smiling young girl with pigtails brushes her teeth in a flower print dress

Children thrive on structure. Giving them regular nighttime routines, waking them up at the same time each morning and eating meals together each day helps them feel secure. They love knowing what to expect, and they become accustomed to fulfilling your expectations, too.

In fact, researchers with Reuters recently performed a study on over 8500 children, and the daily routines they practice in the home. Researchers found that consistent habits built up in the home were linked to 47% increases in the likelihood those children would be well adjusted emotionally and socially.

Children who learn consistent habits in the home are 47% more likely to be well-adjusted emotionally and socially

Starting a consistent brushing habit is one routine that will benefit your child as they grow. They will sleep better at night when they take their bath, brush their teeth and get tucked into bed, giving them a sense of accomplishment and familiarity that lets them drift right off to sleep.

This routine will also lower your stress levels, as bedtime becomes easier and you worry less about cavities. Here are a few tips to get this new routine started.

Brush Your Teeth Together

A family-wide brushing time may be the most effective way to get your kids started on a regular nightly brush routine. Put an extra toothbrush in their bathroom so you can model proper brushing motion.

Remember, your kids won’t do this perfectly, and you will have to help them for years before you can let them do it alone. Watch to make sure they are not swallowing a lot of toothpaste and that they reach their back teeth, too.

Allow Children to Choose Their Toothbrush and Toothpaste

Kids love doing things on their own. They will be thrilled to pick a brush featuring their favorite cartoon character and bubble gum-flavored toothpaste, and that excitement will carry over to brushing time.

Put a Timer in the Bathroom

One thing children and adults too often struggle with is how long to brush. Many do not do it for as long as dentists recommend. Setting a timer for 2 minutes lets them gauge the correct amount of time to spend on their teeth. This routine will also be useful for after breakfast, when the morning rush may lead them to cut down on brush time.

Don’t Forget to Floss

Many parents skip flossing for their kids because they figure they “only” have baby teeth, and those don’t need the extra care. That is incorrect. If you cannot visibly see spaces in between your child’s teeth, then you should start flossing. You will have to assist them at first. You can use traditional string floss or flossers with handles, whichever works best in your hands.
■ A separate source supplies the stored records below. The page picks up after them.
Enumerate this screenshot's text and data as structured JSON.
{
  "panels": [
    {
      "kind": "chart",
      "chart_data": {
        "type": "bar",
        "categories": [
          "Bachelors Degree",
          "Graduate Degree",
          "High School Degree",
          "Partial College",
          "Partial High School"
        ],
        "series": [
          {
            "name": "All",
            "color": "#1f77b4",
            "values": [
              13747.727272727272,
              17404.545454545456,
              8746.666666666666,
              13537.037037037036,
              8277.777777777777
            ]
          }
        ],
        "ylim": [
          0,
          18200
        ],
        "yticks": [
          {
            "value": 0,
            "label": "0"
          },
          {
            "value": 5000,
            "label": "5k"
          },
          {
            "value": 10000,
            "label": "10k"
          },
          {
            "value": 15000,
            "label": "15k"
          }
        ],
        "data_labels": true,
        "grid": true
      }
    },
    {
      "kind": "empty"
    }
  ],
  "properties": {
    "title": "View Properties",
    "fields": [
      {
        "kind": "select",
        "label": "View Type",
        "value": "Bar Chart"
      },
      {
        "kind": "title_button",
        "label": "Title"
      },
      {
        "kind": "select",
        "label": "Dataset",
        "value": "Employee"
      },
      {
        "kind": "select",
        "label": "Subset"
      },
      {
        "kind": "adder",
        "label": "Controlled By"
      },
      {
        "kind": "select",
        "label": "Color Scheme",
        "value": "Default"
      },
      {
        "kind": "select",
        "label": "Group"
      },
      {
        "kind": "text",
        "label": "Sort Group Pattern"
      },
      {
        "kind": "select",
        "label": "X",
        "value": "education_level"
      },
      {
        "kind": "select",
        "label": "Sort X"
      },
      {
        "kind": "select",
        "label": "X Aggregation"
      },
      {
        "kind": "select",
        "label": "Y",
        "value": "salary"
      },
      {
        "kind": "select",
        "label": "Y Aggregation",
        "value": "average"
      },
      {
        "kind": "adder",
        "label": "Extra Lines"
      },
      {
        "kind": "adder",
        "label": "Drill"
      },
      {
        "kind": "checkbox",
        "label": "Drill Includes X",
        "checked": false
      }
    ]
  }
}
Be cautious with using dental “picks,” as these can often cause trauma to the gum tissue if used incorrectly. Establishing good flossing habits early on shows them how important this oft-neglected habit is to dental health and builds a life-long habit that will pay long-term benefits.

Praise Them for Their Efforts

Kids love when parents acknowledge their hard work. Tell your child how proud you are of their brushing effort and mention some of the improvements they have made since you started your nighttime brushing routine. Before long, you may find your kids are the ones reminding you to brush and floss each night.

Disclaimer

This blog provides general information and discussion about dentistry and other health related topics. The opinions and content expressed on this blog are for general conversational purposes only and should not be interpreted as dental or medical advice pertaining to any particular individual. If the reader or any other person has a dental or medical concern, he or she should consult with an appropriately-licensed dentist, physician or other health care provider.

Leave Your Reply